=== Input for this task ===
○ ○ ○ ○ ○ ○ ○
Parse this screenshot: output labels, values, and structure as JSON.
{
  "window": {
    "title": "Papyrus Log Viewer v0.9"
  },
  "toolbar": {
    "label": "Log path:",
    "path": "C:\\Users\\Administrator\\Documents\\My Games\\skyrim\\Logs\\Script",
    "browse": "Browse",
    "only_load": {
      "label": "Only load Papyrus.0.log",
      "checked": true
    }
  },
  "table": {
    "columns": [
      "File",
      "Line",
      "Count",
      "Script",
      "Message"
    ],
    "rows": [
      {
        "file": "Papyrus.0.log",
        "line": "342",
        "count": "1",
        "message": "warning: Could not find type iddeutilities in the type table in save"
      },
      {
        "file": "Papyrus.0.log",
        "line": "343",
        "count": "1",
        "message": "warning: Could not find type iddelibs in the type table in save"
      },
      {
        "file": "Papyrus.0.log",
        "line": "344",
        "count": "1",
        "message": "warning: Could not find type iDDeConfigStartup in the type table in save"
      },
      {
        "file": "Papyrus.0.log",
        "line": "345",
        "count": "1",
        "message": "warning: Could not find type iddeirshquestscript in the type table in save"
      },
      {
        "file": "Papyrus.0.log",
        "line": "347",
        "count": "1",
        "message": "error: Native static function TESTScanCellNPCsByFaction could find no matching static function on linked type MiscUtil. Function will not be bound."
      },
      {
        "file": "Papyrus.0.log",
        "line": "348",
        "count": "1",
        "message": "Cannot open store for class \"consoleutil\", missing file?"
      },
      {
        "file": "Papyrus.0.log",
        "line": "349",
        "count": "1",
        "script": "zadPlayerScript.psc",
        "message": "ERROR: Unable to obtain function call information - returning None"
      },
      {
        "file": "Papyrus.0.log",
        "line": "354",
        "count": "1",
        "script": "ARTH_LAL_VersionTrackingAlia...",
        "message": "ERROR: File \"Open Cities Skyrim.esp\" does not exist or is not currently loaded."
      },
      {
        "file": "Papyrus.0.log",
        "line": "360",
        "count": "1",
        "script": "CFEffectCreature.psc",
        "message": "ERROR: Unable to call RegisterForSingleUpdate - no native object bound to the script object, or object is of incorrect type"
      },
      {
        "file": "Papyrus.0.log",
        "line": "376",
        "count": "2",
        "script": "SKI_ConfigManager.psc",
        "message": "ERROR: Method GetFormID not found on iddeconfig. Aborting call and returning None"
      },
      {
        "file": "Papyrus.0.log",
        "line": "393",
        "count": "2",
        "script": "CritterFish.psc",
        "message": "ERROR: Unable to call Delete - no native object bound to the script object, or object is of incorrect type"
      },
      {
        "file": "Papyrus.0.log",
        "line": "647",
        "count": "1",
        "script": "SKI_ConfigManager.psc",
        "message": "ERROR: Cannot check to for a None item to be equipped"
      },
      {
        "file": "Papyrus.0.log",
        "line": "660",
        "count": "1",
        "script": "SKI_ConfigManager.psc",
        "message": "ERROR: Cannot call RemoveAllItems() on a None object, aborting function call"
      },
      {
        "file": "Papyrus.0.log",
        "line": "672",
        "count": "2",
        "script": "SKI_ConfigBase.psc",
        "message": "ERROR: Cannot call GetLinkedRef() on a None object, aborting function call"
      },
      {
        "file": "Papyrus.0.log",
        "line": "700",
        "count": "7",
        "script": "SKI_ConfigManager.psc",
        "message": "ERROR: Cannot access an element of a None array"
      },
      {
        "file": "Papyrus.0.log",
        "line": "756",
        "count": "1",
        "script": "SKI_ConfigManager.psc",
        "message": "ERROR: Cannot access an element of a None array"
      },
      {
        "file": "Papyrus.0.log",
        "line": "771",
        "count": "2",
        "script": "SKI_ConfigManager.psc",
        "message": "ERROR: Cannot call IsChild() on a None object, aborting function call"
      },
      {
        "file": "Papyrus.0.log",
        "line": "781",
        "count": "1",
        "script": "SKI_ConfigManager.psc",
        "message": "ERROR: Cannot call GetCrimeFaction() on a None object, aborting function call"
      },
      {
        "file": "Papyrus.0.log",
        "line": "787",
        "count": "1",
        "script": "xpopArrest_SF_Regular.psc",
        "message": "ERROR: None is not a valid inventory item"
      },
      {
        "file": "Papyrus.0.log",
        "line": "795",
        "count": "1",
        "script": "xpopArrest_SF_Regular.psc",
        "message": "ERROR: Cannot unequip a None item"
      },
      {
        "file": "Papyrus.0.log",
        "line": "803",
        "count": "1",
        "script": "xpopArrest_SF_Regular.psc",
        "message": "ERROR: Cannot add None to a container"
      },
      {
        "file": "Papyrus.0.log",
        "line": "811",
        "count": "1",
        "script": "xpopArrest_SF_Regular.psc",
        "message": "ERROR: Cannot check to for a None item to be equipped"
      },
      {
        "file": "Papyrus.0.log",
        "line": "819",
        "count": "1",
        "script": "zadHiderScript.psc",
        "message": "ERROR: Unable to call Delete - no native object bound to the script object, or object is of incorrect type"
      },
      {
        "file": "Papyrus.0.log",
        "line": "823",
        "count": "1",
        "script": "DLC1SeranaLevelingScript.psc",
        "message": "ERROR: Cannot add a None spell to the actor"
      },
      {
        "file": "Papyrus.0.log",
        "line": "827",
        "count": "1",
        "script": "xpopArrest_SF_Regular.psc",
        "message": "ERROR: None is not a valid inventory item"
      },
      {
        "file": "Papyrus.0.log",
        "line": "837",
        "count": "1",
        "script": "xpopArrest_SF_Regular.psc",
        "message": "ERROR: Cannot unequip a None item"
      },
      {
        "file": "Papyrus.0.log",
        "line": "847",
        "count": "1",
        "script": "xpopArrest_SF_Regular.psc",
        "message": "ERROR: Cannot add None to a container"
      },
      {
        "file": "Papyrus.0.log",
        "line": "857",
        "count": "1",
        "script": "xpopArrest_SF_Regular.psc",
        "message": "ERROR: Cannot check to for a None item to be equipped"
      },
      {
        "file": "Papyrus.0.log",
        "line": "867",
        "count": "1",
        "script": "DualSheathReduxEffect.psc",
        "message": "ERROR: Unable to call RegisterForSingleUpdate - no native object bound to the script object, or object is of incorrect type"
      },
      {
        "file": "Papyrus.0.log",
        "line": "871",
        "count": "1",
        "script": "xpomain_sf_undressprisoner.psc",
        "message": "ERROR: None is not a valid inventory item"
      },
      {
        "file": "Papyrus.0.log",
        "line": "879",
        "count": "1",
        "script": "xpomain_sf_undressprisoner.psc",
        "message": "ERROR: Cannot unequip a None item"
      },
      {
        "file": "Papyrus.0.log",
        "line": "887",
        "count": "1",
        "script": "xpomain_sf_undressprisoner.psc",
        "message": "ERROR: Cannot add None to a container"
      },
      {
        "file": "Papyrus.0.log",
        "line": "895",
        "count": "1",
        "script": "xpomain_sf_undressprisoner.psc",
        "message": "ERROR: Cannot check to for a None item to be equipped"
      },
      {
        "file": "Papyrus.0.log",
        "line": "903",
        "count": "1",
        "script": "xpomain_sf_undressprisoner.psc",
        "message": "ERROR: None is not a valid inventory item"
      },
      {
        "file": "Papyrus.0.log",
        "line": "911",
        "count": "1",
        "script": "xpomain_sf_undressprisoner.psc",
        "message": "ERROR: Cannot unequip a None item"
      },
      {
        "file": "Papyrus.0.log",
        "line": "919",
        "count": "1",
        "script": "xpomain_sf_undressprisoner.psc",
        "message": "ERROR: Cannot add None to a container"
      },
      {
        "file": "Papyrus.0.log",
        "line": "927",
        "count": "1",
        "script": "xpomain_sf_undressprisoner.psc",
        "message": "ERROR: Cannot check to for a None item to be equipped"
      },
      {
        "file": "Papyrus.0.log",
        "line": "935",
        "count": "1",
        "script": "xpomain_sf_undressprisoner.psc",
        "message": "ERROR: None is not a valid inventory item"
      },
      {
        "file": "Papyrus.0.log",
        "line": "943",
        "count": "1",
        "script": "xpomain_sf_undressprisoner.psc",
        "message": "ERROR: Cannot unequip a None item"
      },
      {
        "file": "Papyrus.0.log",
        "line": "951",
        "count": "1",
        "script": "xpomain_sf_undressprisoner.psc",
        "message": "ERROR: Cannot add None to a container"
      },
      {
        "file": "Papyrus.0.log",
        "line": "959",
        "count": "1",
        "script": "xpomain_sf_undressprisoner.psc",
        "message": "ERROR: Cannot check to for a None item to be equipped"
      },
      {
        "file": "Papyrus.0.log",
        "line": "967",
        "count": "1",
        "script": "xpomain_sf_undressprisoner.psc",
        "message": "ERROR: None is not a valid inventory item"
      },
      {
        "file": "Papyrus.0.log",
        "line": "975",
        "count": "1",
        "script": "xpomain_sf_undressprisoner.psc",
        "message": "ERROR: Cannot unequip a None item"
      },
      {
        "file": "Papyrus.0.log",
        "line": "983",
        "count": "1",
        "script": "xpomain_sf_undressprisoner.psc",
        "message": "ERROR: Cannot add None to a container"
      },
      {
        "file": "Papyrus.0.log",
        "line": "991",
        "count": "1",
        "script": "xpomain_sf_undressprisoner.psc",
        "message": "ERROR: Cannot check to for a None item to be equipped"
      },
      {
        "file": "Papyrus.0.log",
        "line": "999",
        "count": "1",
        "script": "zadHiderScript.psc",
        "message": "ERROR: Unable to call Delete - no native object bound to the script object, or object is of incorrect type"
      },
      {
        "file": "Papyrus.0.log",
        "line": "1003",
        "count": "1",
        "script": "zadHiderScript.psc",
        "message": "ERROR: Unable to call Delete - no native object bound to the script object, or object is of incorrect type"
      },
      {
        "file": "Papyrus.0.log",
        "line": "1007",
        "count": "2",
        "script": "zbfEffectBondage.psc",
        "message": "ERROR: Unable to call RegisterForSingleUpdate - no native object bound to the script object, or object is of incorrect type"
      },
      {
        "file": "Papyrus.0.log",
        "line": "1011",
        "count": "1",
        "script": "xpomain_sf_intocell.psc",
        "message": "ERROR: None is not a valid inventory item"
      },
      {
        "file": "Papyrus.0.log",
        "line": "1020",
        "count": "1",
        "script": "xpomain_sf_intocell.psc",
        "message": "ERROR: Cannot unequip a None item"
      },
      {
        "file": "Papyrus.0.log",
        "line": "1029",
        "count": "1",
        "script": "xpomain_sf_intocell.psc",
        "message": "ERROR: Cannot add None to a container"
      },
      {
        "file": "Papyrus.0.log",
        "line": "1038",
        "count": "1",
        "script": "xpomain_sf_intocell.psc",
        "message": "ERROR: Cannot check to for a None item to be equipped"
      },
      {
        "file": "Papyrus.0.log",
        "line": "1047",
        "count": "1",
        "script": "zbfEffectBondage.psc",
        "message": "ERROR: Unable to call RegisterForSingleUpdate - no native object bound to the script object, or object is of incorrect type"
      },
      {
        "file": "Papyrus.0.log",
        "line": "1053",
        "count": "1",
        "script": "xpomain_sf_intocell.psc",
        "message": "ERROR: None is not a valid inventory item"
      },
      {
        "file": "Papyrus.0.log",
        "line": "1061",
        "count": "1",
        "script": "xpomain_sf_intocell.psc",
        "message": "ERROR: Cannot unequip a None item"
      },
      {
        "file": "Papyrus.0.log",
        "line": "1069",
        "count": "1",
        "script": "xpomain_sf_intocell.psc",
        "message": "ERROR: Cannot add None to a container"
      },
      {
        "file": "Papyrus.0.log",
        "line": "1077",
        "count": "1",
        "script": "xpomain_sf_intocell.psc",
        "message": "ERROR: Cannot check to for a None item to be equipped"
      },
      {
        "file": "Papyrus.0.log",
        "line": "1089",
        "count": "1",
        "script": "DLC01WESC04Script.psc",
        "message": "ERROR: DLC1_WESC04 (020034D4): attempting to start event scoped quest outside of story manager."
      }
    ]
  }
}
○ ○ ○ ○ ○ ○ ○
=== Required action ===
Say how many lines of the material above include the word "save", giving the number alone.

=== Written answer ===
4